Proposition 3.4 (Uniform control of for ).
Let given in 3.2, we have:
which implies that
Proof of Proposition 3.4.
Using the triangular inequality and bounding by gives:
The upper bound is uniform in and tends to as goes to infinity, which proves the result. ∎
This control over the constants is very important. This is the reason why we are able to prove large deviations in the real case. For general , we cannot prove lage deviations without assuming that those limits exist and are equal, not necessarily to zero. This will become clearer in Section 3.3.4. See [benarouszeitouni] and [ghoshzeitouni] for similar results.
3.2 Step 2: Large deviations on the unit sphere
In order to prove the large deviation principles, we are going to use a compactification method introduced in [hardy]. When the potential does not grow faster than a logarithm at infinity, the standard proofs of large deviations principles do not hold. More precisely, exponential tightness of the sequence of measures cannot be proved using the standard techniques presented in [benarousguionnet], [benarouszeitouni], [hiaipetz]. The gas we are studying is also weakly confining as the confinement term grows at infinity like in each variable.
Using the inverse stereographic projection (2.3) we will push the problem on the sphere in . As the sphere is a compact set, it is sufficient to prove a weak large deviation principle instead of a full one.
Remark 3.5 (Push Forward).
In this article, we will use the notation for the push-forward of the measure by the function .
Definition 3.6 (Measure on ).
We call the push-forward of the Lebesgue measure of on by and the push-forward of the Lebesgue measure on by , where is seen as a subspace of . We will use the notation:
Proposition 3.7 (Pushing the complex case on the sphere).
Let be the zeros of in the complex case, then the law of is absolutely continuous with respect to the push forward by of the Lebesgue measure on with density:
We call the finite measure:
This law can be written in the form:
Remark 3.8 (Identification of the uniform measure on ).

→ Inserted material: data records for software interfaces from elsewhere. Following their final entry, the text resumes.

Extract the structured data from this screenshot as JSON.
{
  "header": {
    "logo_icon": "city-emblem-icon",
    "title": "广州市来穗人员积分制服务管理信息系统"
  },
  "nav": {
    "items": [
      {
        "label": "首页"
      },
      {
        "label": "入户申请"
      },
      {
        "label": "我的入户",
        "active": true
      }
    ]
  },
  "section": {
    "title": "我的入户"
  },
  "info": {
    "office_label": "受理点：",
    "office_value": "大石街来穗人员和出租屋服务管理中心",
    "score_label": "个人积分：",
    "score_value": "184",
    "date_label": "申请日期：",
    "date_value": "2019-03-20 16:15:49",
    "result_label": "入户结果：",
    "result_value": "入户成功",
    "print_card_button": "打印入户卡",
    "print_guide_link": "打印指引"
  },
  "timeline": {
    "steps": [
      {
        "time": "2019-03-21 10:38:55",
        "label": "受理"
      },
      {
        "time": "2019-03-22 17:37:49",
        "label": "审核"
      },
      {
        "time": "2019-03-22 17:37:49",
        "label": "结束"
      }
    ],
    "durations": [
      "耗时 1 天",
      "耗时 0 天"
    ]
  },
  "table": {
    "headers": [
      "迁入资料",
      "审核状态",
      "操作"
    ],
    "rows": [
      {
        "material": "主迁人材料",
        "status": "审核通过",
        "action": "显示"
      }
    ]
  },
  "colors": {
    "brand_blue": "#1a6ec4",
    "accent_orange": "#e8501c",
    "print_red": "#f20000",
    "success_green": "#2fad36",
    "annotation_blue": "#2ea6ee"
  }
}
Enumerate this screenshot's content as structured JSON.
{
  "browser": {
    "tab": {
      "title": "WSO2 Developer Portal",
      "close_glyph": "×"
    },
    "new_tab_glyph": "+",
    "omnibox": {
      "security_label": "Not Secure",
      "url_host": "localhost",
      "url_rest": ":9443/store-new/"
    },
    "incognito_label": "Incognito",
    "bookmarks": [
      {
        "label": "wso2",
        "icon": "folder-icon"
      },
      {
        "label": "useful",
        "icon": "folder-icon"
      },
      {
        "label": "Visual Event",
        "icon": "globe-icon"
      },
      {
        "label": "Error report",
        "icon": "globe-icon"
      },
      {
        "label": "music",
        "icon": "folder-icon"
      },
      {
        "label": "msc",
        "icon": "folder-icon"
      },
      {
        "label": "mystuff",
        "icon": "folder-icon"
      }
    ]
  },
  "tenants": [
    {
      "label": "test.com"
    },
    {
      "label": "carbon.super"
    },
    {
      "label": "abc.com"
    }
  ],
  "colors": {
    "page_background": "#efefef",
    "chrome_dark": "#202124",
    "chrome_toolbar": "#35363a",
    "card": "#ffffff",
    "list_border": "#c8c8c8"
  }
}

The measure on is proportional to the uniform measure on the sphere. Indeed if we push forward this measure by the stereographic projection we obtain the measure which is proportional to the complex Cauchy measure, which is known to be the projection of the uniform measure on the sphere.